  1. Try to maintain your personal sleep routine while you’re away from home as much as possible – this habitual routine will act as an important behavioural cue for sleep to readily occur.
  2. Be sure to take the time to unpack, set out your belongings such as your pyjamas, toilet bag, clothes for the next day etc – this can help you feel more settled in an unfamiliar bedroom.
  3. Take some time to familiarise yourself with the air-conditioning / heating and lighting in the room and be sure to set these to your preference prior to leaving the room for the evening in preparation for returning to sleep – coming back into a room that is dimly lit and cooler in temperature will help sleep occur more readily
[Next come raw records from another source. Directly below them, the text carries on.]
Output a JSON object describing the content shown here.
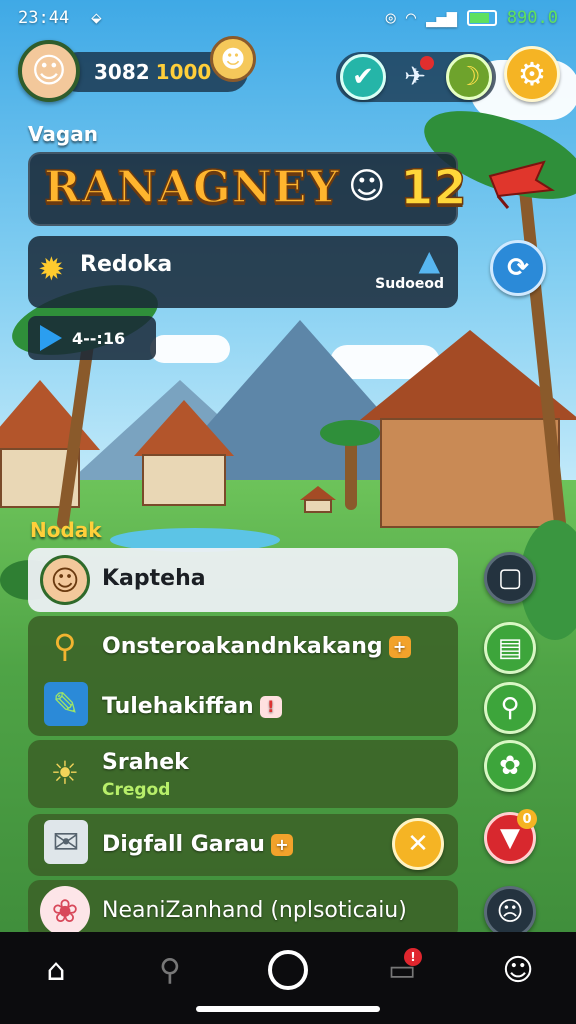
{
  "status_bar": {
    "time": "23:44",
    "battery_level": 0.8,
    "battery_text": "890.0"
  },
  "profile": {
    "currency_value": "3082",
    "currency_secondary": "1000"
  },
  "section_top_label": "Vagan",
  "level_banner": {
    "title": "RANAGNEY",
    "level": "12"
  },
  "info_card": {
    "label": "Redoka",
    "side_label": "Sudoeod"
  },
  "video_chip": {
    "label": "4--:16"
  },
  "section_list_label": "Nodak",
  "menu": [
    {
      "label": "Kapteha",
      "icon": "boy-avatar-icon"
    },
    {
      "label": "Onsteroakandnkakang",
      "icon": "torch-icon",
      "badge": "+"
    },
    {
      "label": "Tulehakiffan",
      "icon": "pencil-icon",
      "badge": "!"
    },
    {
      "label": "Srahek",
      "sub": "Cregod",
      "icon": "child-sun-icon"
    },
    {
      "label": "Digfall Garau",
      "icon": "document-icon",
      "badge": "+"
    },
    {
      "label": "NeaniZanhand (nplsoticaiu)",
      "icon": "rose-icon"
    }
  ],
  "side_actions_badge": "0",
  "notification_badge": "!",
  "colors": {
    "accent_orange": "#f5b424",
    "level_gold": "#ffb52e",
    "panel_dark": "#19283a",
    "panel_green": "#3c6428",
    "action_green": "#3da53b",
    "action_red": "#d8282e",
    "action_blue": "#2b8ad8"
  }
}
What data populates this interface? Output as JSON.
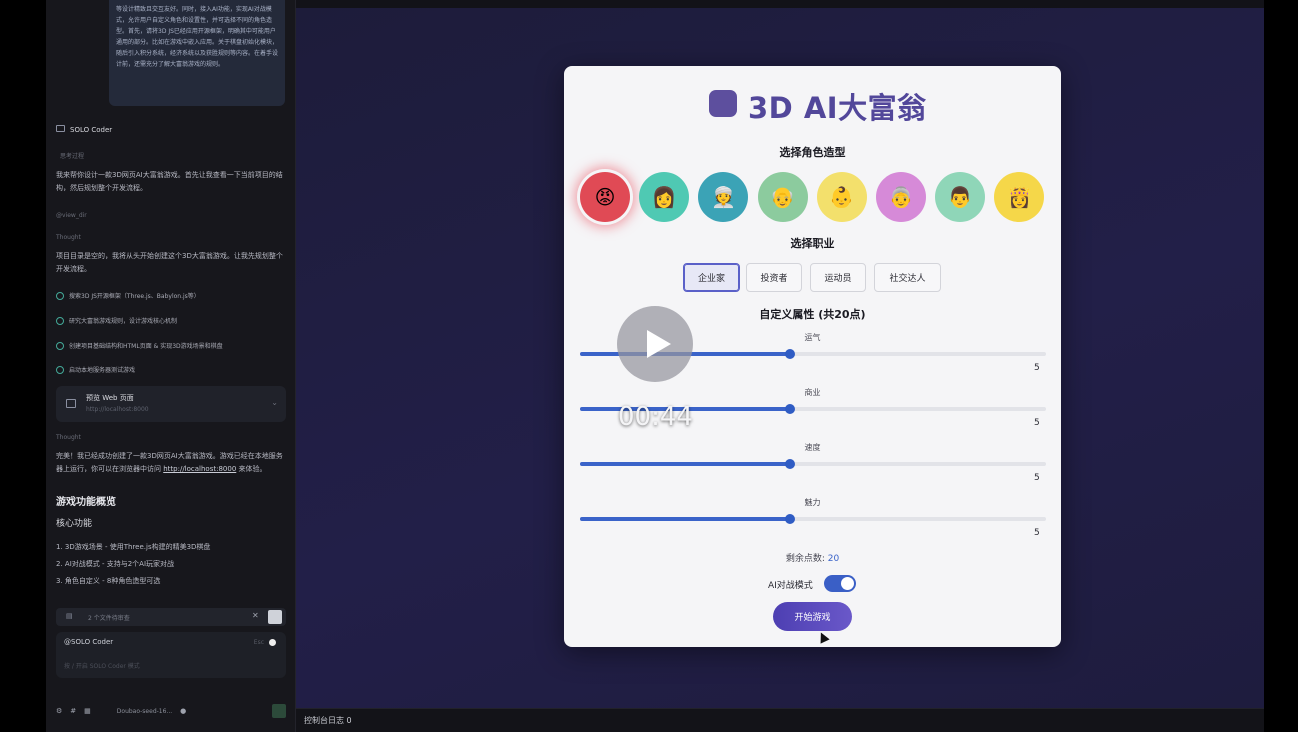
{
  "chat": {
    "bubble_text": "等设计精致且交互友好。同时，接入AI功能，实现AI对战模式，允许用户自定义角色和设置性，并可选择不同的角色造型。首先，请将3D JS已经应用开源框架，明确其中可能用户通用的部分。比如在游戏中嵌入应用。关于棋盘初始化模块，随后引入积分系统，经济系统以及获胜规则等内容。在着手设计前，还需充分了解大富翁游戏的规则。",
    "agent_name": "SOLO Coder",
    "tag": "思考过程",
    "intro": "我来帮你设计一款3D网页AI大富翁游戏。首先让我查看一下当前项目的结构，然后规划整个开发流程。",
    "tool_1": "@view_dir",
    "thought_1": "Thought",
    "para_2": "项目目录是空的，我将从头开始创建这个3D大富翁游戏。让我先规划整个开发流程。",
    "tasks": [
      "搜索3D JS开源框架（Three.js、Babylon.js等）",
      "研究大富翁游戏规则，设计游戏核心机制",
      "创建项目基础结构和HTML页面 & 实现3D游戏场景和棋盘",
      "启动本地服务器测试游戏"
    ],
    "preview_title": "预览 Web 页面",
    "preview_url": "http://localhost:8000",
    "thought_2": "Thought",
    "done_text": "完美！我已经成功创建了一款3D网页AI大富翁游戏。游戏已经在本地服务器上运行，你可以在浏览器中访问",
    "done_link": "http://localhost:8000",
    "done_tail": "来体验。",
    "overview_title": "游戏功能概览",
    "core_title": "核心功能",
    "features": [
      "1. 3D游戏场景 - 使用Three.js构建的精美3D棋盘",
      "2. AI对战模式 - 支持与2个AI玩家对战",
      "3. 角色自定义 - 8种角色造型可选"
    ],
    "files_changed": "2 个文件待审查",
    "composer_agent": "@SOLO Coder",
    "composer_hint": "Esc",
    "composer_placeholder": "按 / 开启 SOLO Coder 模式",
    "model_label": "Doubao-seed-16..."
  },
  "console": {
    "label": "控制台日志  0"
  },
  "game": {
    "title": "3D AI大富翁",
    "avatar_heading": "选择角色造型",
    "avatars": [
      {
        "emoji": "😡",
        "color": "#e04a55",
        "selected": true
      },
      {
        "emoji": "👩",
        "color": "#4fc9b3",
        "selected": false
      },
      {
        "emoji": "👳",
        "color": "#3ba3b6",
        "selected": false
      },
      {
        "emoji": "👴",
        "color": "#8ccb9e",
        "selected": false
      },
      {
        "emoji": "👶",
        "color": "#f3e06c",
        "selected": false
      },
      {
        "emoji": "👵",
        "color": "#d68ad8",
        "selected": false
      },
      {
        "emoji": "👨",
        "color": "#8fd6b8",
        "selected": false
      },
      {
        "emoji": "👸",
        "color": "#f5d749",
        "selected": false
      }
    ],
    "job_heading": "选择职业",
    "jobs": [
      {
        "label": "企业家",
        "selected": true
      },
      {
        "label": "投资者",
        "selected": false
      },
      {
        "label": "运动员",
        "selected": false
      },
      {
        "label": "社交达人",
        "selected": false
      }
    ],
    "attr_heading": "自定义属性 (共20点)",
    "attributes": [
      {
        "label": "运气",
        "value": 5,
        "max": 10
      },
      {
        "label": "商业",
        "value": 5,
        "max": 10
      },
      {
        "label": "速度",
        "value": 5,
        "max": 10
      },
      {
        "label": "魅力",
        "value": 5,
        "max": 10
      }
    ],
    "remaining_label": "剩余点数:",
    "remaining_value": "20",
    "ai_mode_label": "AI对战模式",
    "ai_mode_on": true,
    "start_label": "开始游戏"
  },
  "video": {
    "time": "00:44"
  }
}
  4. Make sure you pack any items like photos, books, blankets, and even consider taking your own pillow, and place these items around the room to help familiarise yourself with your new personal space.
  5. The bed in your hotel room should be used for sleeping only. Activities like reading, working, or even eating in bed can make it difficult to sleep because these activities are associated with being awake – instead, use the desk space or a comfortable chair in the room for these activities.